» EXERCISE REQUIREMENTS: Pick up at the line with "Enumerate this screenshot's". Write it out exactly, along with each later line through the end of the data, and nothing more.

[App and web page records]
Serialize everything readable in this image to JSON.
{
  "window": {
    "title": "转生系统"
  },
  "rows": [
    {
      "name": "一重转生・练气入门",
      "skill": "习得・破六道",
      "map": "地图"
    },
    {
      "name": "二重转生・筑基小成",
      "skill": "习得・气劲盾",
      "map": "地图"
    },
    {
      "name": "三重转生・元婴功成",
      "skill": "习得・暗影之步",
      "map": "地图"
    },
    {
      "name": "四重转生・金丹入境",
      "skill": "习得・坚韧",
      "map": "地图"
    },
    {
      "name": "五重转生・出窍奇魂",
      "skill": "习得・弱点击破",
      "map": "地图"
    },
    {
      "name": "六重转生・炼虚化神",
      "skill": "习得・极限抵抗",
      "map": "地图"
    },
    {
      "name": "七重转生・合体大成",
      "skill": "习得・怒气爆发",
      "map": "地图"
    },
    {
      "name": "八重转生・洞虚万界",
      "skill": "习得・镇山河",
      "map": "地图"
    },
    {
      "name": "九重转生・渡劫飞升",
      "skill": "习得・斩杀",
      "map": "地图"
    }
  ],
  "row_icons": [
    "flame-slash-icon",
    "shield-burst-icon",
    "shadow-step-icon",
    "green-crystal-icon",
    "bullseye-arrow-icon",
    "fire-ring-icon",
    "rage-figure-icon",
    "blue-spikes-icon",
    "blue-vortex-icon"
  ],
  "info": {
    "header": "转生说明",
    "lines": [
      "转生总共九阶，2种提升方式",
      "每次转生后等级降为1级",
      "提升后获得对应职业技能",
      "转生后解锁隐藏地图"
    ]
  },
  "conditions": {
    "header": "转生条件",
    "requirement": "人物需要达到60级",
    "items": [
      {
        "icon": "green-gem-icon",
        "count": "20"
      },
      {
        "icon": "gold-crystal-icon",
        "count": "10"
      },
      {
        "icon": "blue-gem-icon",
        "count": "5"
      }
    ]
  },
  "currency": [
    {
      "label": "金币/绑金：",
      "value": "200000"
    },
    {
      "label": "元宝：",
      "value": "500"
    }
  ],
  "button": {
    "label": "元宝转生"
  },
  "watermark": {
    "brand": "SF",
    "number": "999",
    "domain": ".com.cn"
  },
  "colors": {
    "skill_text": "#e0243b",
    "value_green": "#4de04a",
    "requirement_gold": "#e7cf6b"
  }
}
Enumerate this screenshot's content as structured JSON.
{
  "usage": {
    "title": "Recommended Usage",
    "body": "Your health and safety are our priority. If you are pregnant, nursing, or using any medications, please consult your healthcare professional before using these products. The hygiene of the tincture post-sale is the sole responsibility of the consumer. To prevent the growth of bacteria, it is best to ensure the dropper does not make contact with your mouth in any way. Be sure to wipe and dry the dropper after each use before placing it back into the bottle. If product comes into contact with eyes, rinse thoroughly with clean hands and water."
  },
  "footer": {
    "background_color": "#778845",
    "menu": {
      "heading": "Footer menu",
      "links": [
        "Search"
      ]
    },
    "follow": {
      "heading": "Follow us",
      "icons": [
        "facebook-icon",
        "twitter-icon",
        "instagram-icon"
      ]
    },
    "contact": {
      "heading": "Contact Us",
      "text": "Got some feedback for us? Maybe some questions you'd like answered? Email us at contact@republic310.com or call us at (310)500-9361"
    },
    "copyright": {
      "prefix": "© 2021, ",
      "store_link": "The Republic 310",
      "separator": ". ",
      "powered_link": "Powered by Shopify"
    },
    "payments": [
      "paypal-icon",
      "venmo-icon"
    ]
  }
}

» RESPONSE BOX:
Enumerate this screenshot's content as structured JSON.
{
  "usage": {
    "title": "Recommended Usage",
    "body": "Your health and safety are our priority. If you are pregnant, nursing, or using any medications, please consult your healthcare professional before using these products. The hygiene of the tincture post-sale is the sole responsibility of the consumer. To prevent the growth of bacteria, it is best to ensure the dropper does not make contact with your mouth in any way. Be sure to wipe and dry the dropper after each use before placing it back into the bottle. If product comes into contact with eyes, rinse thoroughly with clean hands and water."
  },
  "footer": {
    "background_color": "#778845",
    "menu": {
      "heading": "Footer menu",
      "links": [
        "Search"
      ]
    },
    "follow": {
      "heading": "Follow us",
      "icons": [
        "facebook-icon",
        "twitter-icon",
        "instagram-icon"
      ]
    },
    "contact": {
      "heading": "Contact Us",
      "text": "Got some feedback for us? Maybe some questions you'd like answered? Email us at contact@republic310.com or call us at (310)500-9361"
    },
    "copyright": {
      "prefix": "© 2021, ",
      "store_link": "The Republic 310",
      "separator": ". ",
      "powered_link": "Powered by Shopify"
    },
    "payments": [
      "paypal-icon",
      "venmo-icon"
    ]
  }
}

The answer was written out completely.